Here is my version of a vacuum box. I used two old medium boxes, two old inner covers, some screen and some scrap pieces of 3/4 x 3/4 wood. One box is the capture box, the other one mates up to it and is the vacuum side and storage for hoses when not in use.The plexiglass on the capture box slides in and out of 3 sides of an old inner cover that I glued and nailed to the capture box. The other side of the capture box is screened, and is inset to give me a better fit against the other medium. The first time I put the screen flat across, and it leaked way too much air so the vacuum didn’t work at the end of the hose. There is a hole drilled for the vacuum hose to suck up the bees. I use a peice of screen and some thumbtacks to hold the screen in place when the hose is not inserted. The old T-shirt is in there as a cushion so the bees don’t smack the far wall. If I properly adjust the vacuum strength via the bleed hole, I usually kill very few bees.
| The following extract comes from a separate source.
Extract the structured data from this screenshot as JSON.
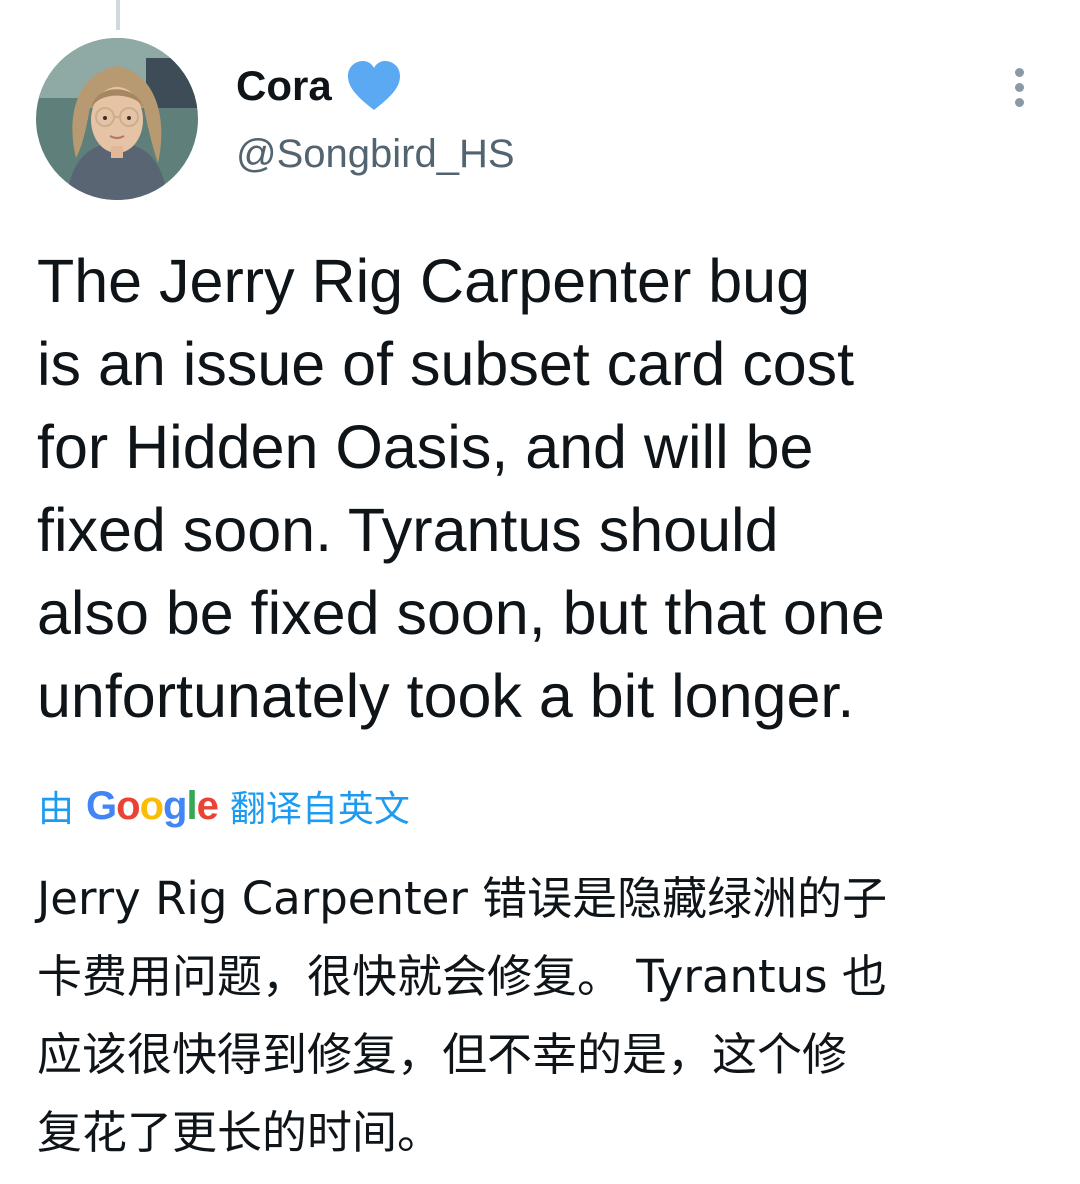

The other box just has the old inner cover glued and nailed on and has a hole drilled to accept the shop vac hose.

By using a screen surface area this large, I can pickup a very large colony and not have a loss of vacuum as the box gets full. And yes, I have filled it up and had to use a second screened box.

The short hoses are corrugated for flexibility but smooth on the inside so as to not hurt the bees. They are in 2-1/2 foot sections for an outside Jacuzzi and just push together so I can keep it as short as possible for the job. Found them at a garage sale for $1 each. Makes it easy to adjust the hose to be as short as possible. I recently also picked up an old portable vac at another garage sale for $5 that had a perfect 4 foot hose on it with a tapered nozzle. I kept the hose and ditched the power unit.

After I vacuum them up, I remove the pickup hose and use thumbtacks to hold the screen over the hole, then turn off the shop vac and then take the ratchet strap off to separate the two boxes. The bees are in the side that has screen on one side the box and the sliding plexiglass on the other side. I put that box screen side down on bricks, place a deep on top with some comb or frames/foundation and then slide the door back about 2 inches. All other exits are closed off for a day. Often I’ll stick a quart feeder jar over the inner cover hole with HBH 1:1 in it and not put the telescoping cover on. A day later I lift the hive body (the bees moved up over the last 24 hours) off the screened bottom box, and replace it with a true screened bottom board and let them fly. I’ve only had 2 swarms leave after this process. I have also used a queen excluder between the hive body and the bottom board as a queen includer to prevent her from leaving.

The plexiglass lets me (and others) see how the bees are doing during the vacuum process, and it slides out so I have a way to release them into a hive body.

Glue all joints and or seal with caulk. You need a tight seal everywhere else so the only “air bleed” to control the strength of the vacuum is the designated one. The air bleed can be as simple as tape on the hole of the inner cover on the vacuum side and you cover or uncover to adjust the vacuum strength at the end of the hose. You want the vacuum at the end of the hose to just barely be strong enough to pull the bees in. Usually I keep it weak enough that if they have a good grip on the comb, they can hold on and not be sucked in. I just keep moving the tip of the hose around and they eventually get sucked up with minimal losses.